Noise Therapy

Noise Therapy weren't signed because they satisfied a record label's insatiable thirst to find more of the same-sounding bands to fill radio waves. Noise Therapy weren't signed because they've got a cute story that's sure to make MTV audiences squeal in high-pitched, hormonal overdrive. And no, Noise Therapy weren't signed after months and months of construction and manipulation to perform songs that they didn't write, and can hardly play.

Noise Therapy were signed because they made such an indelible mark on the musical face of their Canadian homefront, they could no longer be ignored by the rest of North America. The Vancouver, British Columbia five-piece earned their deal the old-fashioned way, winning audiences over throughout the Great White North, and transforming crowd upon crowd into new legions of followers. They had three Canadian releases in less than five years, criss-crossed their country in a van, and honed their trade in the seediest bars and clubs America has to offer. They won followers with a live show that shook the very foundations of modern rock and roll, and have evolved into the most dynamic and explosive unit to emerge from the glare of their Northwestern scene.

Enter Redline Entertainment, the newfound home of seminal superstars Pete Townshend and Prince. Unlikely company? Maybe at first glance, but not when you examine the core of Noise Therapy's infectious sound and explosive sonic infrastructure. "We listen to everything from metal and hardcore, to hip-hop, electronic and punk," says founding bassist Rob Thiessen of the band that has been his heart and soul. The results are a sound that is as melodic and enchanting as it is rhythmic and adrenalized, charging forward with a maturity that few bands of the modern era have been able to embrace.

Opening track "Get Up" is a powder keg poised to explode, a bobbing and weaving litany of guitar-driven jabs and lyrical follow-through. A throbbing bottom end propels "G-Hole" as a melodic wall of vocals are hoisted atop the mix, while "Far Away" sets adrift with an electronic kickstart amidst a penetrating guitar groove that sets the tone for the 10-track American debut. "What I think, what I feel, has got control of me/What I feel, what I am, is taking over me" belts frontman Dave Ottoson on "Far Away," and that could easily be the Noise Therapy mantra, whether plunging the interpersonal-depths of the band's lyrics, or just examining their place in America's vast musical landscape.

"We're looking for a cohesive sound, but we want different styles in that sound," continues Thiessen. "We're not scared of trying different things, and we're not scared of people saying that something doesn't sound like Noise Therapy-it all sounds like Noise Therapy, and it all came from the same place."

In the case of Tension, the band's Redline Entertainment debut, the songs were tapped in a musical place uninhibited by genre-lines, and unscathed by outside forces.
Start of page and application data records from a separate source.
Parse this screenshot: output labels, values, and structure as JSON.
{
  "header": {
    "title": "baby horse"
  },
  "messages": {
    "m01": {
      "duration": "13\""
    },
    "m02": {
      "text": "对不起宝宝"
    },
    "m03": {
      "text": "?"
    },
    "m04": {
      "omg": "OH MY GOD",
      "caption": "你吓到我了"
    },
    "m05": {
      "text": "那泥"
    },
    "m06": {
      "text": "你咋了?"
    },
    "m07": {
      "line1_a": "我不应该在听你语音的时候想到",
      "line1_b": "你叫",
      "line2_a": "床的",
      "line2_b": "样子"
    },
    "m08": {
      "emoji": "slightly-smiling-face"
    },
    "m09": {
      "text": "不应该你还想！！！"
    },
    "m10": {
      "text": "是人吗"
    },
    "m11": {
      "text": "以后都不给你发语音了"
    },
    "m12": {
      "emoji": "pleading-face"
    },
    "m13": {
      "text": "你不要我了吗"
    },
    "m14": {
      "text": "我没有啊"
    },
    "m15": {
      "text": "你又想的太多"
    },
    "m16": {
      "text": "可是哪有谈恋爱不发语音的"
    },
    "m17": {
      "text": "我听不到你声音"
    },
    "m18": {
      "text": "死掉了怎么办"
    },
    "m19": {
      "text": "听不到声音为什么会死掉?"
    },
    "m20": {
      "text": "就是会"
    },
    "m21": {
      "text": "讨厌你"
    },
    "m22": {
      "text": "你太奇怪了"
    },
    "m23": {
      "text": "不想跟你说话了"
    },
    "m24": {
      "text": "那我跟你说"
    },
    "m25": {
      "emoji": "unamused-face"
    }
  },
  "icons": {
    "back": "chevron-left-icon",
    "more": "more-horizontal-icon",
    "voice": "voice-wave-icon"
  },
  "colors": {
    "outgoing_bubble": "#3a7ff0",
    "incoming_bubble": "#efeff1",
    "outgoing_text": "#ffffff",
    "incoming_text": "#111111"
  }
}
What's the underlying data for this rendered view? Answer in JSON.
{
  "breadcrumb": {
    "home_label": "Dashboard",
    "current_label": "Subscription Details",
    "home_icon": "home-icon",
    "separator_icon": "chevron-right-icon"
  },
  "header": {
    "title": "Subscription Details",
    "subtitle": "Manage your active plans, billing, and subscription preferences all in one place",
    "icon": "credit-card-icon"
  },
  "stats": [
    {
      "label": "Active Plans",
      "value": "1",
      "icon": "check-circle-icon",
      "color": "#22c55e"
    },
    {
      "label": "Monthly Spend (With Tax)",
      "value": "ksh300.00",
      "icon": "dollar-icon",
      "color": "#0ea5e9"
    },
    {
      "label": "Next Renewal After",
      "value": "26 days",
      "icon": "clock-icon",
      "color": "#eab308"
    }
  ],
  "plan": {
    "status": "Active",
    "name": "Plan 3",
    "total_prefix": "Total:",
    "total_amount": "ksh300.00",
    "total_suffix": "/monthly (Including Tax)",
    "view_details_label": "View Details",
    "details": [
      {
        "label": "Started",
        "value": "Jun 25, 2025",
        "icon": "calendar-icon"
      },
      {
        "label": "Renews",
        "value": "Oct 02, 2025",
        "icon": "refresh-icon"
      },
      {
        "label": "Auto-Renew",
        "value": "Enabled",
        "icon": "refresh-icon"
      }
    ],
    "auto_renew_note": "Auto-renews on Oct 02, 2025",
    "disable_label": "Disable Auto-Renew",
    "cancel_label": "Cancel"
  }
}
They were hand-picked by Motley Crue to open their reunion tour in 1999, then, following a one-year sabbatical while guitarist Kai toured with Tommy Lee's Methods Of Mayhem, Noise Therapy regrouped in early 2001 with a new creative spark, and a renewed focus and vision. "When we got back together after that year, Kai had a newfound musical confidence, and the two of us started writing together more," says Thiessen. "We decided we wanted the sound to be more heavy, with more dynamics." So they entrenched themselves in Ottoson's rehearsal studio for the summer, and came out with three dozen songs that they took into the studio with longtime friend and production guru Mike Plotnikoff [KISS, Fear Factory, Cranberries]. Joined behind the controls by a team including Yes keyboardist Igor, John Cougar Mellencamp guitarist Mike Wanchic, and former Frontline Assembly and Fear Factory manipulator Rhys Fulber, the results were an album as addictive as it was corrosive.

"It may seem like a weird mix for making a heavy record, but good music is good music, and we wanted people who've been doing this for 20 years challenging us, telling us what we could be doing better," says the bassist, who has co-production and writing credits on the Columbia Records debut of fellow Vancouver natives Flybanger. "This time, it was a lot more of a band effort, and a lot of these songs really didn't change from when we were in the studio-They helped us with the icing, a chord here or there, rewriting a couple of bridges... But none of these songs were written in the studio."

At the forefront of the onslaught is "Inside," a riveting propulsion of guitar-driven energy and vocal elasticity, penned from the perspective of "killing yourself to live," and surviving in a world that eats the underdogs for breakfast, and spits them out by lunch. The intensity is unmistakable, which has led to the band's close ties with the extreme sports community, including a Spring 2002 performance with skateboarding legend Tony Hawk's Birdhouse production. "We've got a crazy live show-there are always a lot of injuries onstage, bodies getting thrown around and people going crazy," says Thiessen. "Canada knows our reputation as a live band, now it's time to show America."

With Tension as their springboard, let the Noise Therapy begin...